All and all, even if there is a long way until the final architecture consolidated, the result is rather simple. The system is based on a few buckets and a sequence of intermediary Lambda functions which persist computed values in a database. You could as well take just one bucket and use prefixes (folders). Secondly, the transcoding and feature extraction steps could be done in parallel. One thing to definitely try out would be the use of a Step Functions state machine as a layer above our Lambda functions, which makes the execution flow more clear and easier to monitor.
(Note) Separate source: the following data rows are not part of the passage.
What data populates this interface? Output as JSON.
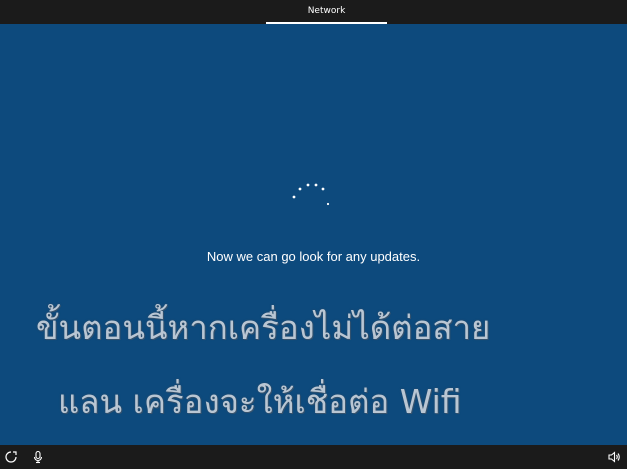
{
  "header": {
    "tab_label": "Network"
  },
  "main": {
    "status_text": "Now we can go look for any updates.",
    "caption_line1": "ขั้นตอนนี้หากเครื่องไม่ได้ต่อสาย",
    "caption_line2": "แลน เครื่องจะให้เชื่อต่อ Wifi"
  },
  "taskbar": {
    "left_icons": [
      "ease-of-access-icon",
      "microphone-icon"
    ],
    "right_icons": [
      "volume-icon"
    ]
  },
  "colors": {
    "background": "#0d4a7d",
    "bar": "#1b1b1b",
    "text": "#ffffff"
  }
}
The initial setup can be a big pain nevertheless. As the overhead of maintaining a collection of tightly coupled functions is shifted to the administration of communication between components, one finds oneself tweaking permissions back and forth until the system can start to itself. I must say that the AWS console, as pretty and well A/B tested it may be, is not meant to be used in the long run (it is not even a console as you know it, but a dashboard). The page for the Lambda configuration is rather heavy. The permission management is not realisable without clicking through several configuration wizards. One may as well not close any new tab in the browser at all because one would potentially have to load it again minutes later. The 10-Minute tutorials from the AWS homepage seems to be directed towards a UI-centric audience that wants to use the AWS console to design systems, not to implement them. This pitfall is what cost me a lot of time later on when permission management and VPC configuration started to cause me headaches.
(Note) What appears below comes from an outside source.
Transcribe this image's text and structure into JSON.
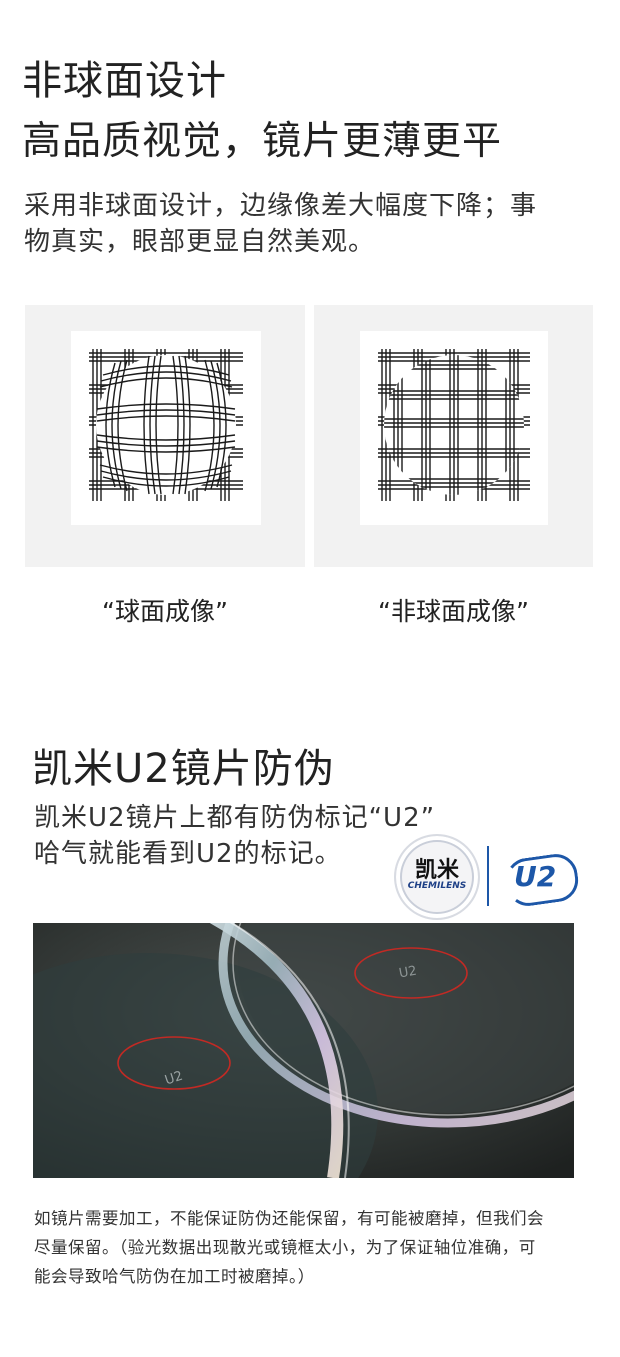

I realized I had to use the AWS CLI if I ever wanted to get close to deploying my Lambda functions in a CI/CD fashion. This is when bash scripts came in handy to upload and update the code. However, I was still depending on the console (e.g. for permission management). I had thought of using CloudFormation, which offered a declarative and centralized approach for all of AWS components, but it didn’t seem to improve my workflow considerably. Too late into the game I discovered the serverless framework. It was everything I had expected from cloud architecture design. All configuration is contained in a single configuration file (YAML or JSON) and is extensible with the use of plugin extensions. Deployment of the entire system is done with the call of one single command. If you are just getting started with AWS, I would recommend not to spend much time on the AWS console after going through some tutorials and building your first prototype with serverless. When you have to compile your binary libraries yourself (as I had with chromaprint and some other dependencies) to use them in your Python Lambda functions, you can do so with a plugin called serverless-python-requirements, which runs a docker container with the AMI Linux image and extracts the libraries for you. I ran an AMI instance and compiled the static binaries myself, which you may have to do in the event that the plugin fails to run (if you ever find frustration in this task, this article or this article may help). Building serverless architectures is hard, but it helps to have a workflow that makes configuration less painful.
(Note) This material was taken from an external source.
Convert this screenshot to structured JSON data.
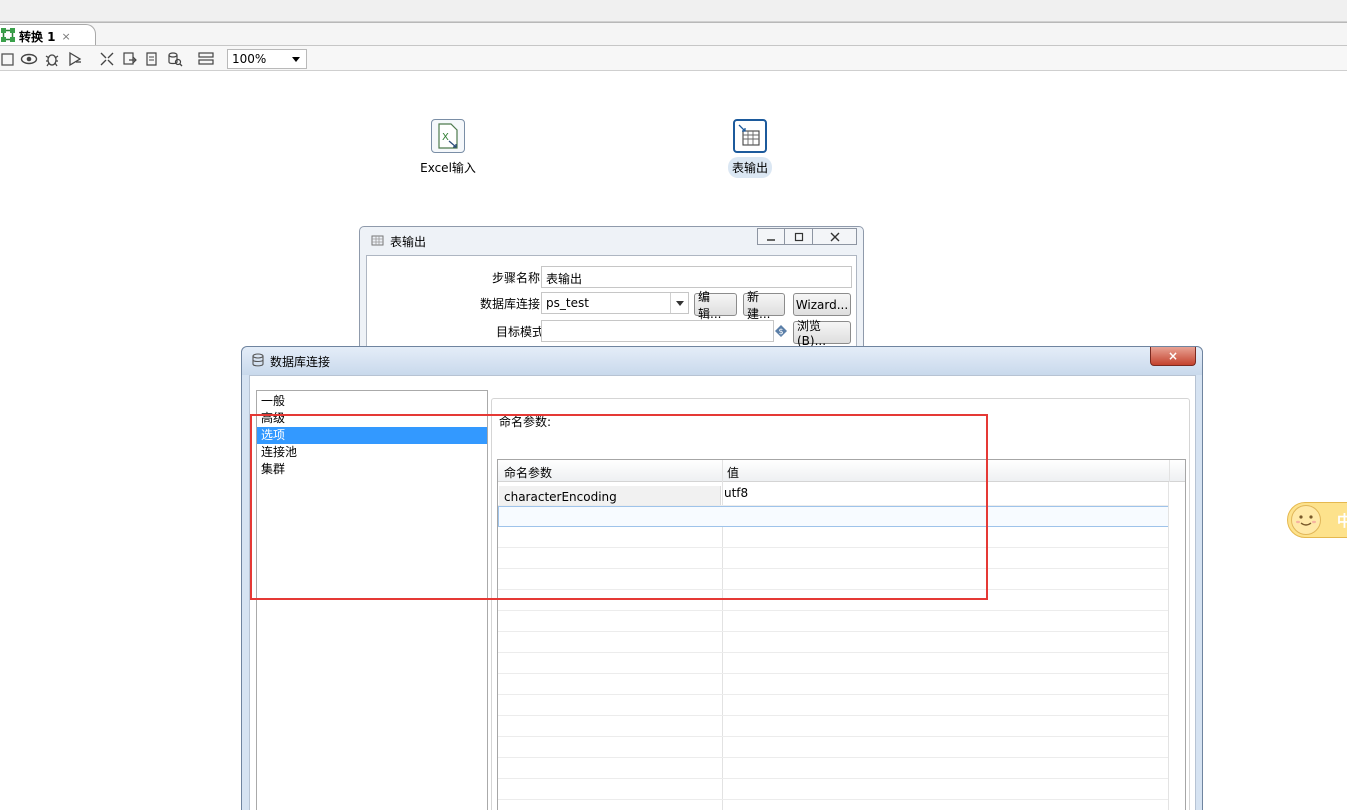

Finally, if you ever try to do fingerprint comparison, it is certainly more efficient to use a database extension to handle this task in your database before you see yourself fetching all fingerprints from the server and splitting the work in batch Lambda calls. This is what the creator of chromaprint did for his AcoustId web service (link to the Git repo).